Taverna’s first large order was for four of her close friends. She researched possible patterns and tried to match them to her friends’ personalities. Eventually, she decided to set up an Instagram account as a way of showing off the products and selling pieces. Last summer, she sold clothing to customers from South Carolina to Oregon through direct message.

Now, her products range in design and type. She sells dresses, button-down shirts, shorts, napkins and tapestries and has about 12 different designs. “The most basic one is the sunburst,” she says. “I really like the square and the diamond a lot; I think those are the prettiest.” There are also some that take longer than others, including the design she calls the “multiverse.” She usually customizes almost every order because it’s hard to match the size and design. After completing orders, she has customers send in pictures of them wearing the clothing she has made. One of her biggest projects this year was making a duvet set with pillow cases and sheets.

Taverna’s process has evolved a lot, partly because she loves to experiment. One of her most recent patterns came about from experimenting with the accordion fold in which she adds strings in the rubber bands to create lines on the sides of the pattern. “With the little cloth napkins, I can be more experimental,” she said. As Taverna gained more experience with her medium, she began to notice how small factors, such as the tightness of the rubber bands and the intensity of the sun each day, could affect the final product. “It was cool to figure out all that stuff as I went along.”

She described how her love of dark room development relates to her passion for tie-dye. In a class she took during Winter Study, she had the chance to develop photos herself. “It’s kind of the same thing,” Taverna said. “You don’t really know how it’s going to turn out until you do it.”

Despite her success so far, Taverna remains modest. “It’s just something I do for fun,” she said. She explained that people ask her if she wants to expand, but she insists on keeping it small and handmade. Additionally, she can only dye in the summer because of the oxidation process and time restraints. However, Taverna hopes to keep the company running this coming summer and potentially beyond.

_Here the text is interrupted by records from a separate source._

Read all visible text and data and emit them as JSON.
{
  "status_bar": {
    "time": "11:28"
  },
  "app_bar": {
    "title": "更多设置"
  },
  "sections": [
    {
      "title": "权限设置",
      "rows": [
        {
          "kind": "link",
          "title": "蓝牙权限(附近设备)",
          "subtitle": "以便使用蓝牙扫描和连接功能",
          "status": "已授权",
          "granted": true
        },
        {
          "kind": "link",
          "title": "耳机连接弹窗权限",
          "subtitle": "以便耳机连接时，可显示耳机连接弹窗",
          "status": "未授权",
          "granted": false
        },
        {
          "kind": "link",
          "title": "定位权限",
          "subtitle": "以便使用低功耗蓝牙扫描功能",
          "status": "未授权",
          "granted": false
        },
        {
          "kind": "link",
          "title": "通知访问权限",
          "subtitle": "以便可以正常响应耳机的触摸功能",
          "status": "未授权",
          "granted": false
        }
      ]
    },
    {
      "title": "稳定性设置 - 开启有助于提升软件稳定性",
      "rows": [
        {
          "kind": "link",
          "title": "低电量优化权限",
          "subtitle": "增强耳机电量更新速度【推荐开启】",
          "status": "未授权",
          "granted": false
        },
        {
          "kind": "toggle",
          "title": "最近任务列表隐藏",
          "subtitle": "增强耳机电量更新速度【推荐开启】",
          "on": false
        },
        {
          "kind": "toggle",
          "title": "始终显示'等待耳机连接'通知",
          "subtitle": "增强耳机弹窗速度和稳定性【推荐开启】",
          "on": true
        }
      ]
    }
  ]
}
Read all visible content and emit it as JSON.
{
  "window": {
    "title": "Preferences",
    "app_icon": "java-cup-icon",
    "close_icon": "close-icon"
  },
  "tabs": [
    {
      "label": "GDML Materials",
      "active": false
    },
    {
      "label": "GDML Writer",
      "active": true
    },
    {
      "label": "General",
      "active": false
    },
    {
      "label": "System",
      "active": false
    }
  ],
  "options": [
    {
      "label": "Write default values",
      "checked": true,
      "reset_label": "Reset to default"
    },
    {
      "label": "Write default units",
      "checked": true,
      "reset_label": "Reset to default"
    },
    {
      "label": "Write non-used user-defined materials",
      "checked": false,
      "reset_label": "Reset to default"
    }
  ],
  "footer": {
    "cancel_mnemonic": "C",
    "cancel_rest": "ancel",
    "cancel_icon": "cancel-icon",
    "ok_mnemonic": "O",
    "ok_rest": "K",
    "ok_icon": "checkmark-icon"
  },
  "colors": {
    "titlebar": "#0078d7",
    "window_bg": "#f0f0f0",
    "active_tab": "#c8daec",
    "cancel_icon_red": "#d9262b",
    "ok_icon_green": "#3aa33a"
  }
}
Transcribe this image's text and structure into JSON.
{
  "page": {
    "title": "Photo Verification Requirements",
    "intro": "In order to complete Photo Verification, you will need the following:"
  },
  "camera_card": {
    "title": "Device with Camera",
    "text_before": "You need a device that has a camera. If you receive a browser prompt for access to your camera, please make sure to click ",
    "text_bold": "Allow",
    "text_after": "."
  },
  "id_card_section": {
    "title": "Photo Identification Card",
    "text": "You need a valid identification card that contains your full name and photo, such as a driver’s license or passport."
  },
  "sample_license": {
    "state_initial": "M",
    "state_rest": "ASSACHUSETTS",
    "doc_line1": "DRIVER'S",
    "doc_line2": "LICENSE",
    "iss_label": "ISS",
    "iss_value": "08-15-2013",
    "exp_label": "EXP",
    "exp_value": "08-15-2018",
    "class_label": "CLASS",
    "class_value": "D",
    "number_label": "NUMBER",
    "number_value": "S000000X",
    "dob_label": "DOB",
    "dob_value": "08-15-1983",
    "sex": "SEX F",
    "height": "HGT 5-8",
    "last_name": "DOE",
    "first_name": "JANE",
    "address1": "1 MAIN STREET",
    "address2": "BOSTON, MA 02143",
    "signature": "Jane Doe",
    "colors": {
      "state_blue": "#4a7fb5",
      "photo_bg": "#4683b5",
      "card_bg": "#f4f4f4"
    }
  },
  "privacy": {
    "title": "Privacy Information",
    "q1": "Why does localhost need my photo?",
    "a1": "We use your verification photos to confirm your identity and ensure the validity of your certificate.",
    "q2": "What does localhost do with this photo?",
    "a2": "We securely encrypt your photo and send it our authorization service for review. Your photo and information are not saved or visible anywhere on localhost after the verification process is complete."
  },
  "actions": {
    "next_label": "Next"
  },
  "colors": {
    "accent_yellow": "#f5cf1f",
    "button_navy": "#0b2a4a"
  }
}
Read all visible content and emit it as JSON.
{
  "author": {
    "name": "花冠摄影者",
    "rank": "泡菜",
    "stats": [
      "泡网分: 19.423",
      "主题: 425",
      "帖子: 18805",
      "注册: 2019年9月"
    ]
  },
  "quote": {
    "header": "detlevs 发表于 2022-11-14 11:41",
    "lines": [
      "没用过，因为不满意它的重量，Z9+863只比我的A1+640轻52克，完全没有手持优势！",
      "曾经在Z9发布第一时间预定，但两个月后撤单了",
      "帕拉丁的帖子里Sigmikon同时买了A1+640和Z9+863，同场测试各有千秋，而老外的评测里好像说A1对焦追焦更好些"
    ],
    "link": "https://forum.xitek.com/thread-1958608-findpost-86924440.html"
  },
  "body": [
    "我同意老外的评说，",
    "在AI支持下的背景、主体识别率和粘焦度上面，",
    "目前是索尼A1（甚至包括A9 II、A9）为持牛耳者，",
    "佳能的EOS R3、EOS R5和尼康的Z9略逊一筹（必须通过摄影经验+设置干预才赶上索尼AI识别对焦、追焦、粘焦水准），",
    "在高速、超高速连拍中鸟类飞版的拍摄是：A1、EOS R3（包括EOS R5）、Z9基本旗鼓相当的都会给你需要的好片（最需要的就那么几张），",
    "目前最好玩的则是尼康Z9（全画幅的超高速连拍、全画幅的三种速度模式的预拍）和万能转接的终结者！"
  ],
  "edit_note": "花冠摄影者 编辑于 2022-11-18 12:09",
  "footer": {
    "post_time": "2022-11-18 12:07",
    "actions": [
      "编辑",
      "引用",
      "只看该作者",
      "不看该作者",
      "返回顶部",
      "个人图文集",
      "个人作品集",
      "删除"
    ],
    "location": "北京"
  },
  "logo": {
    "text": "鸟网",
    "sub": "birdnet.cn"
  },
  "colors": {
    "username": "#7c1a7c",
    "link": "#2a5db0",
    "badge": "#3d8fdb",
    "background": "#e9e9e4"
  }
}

Caroline Taverna ’19 sells her tie-dyes textiles through her own business, Blue Moon Indigo. Austin Huang/Contributing Photographer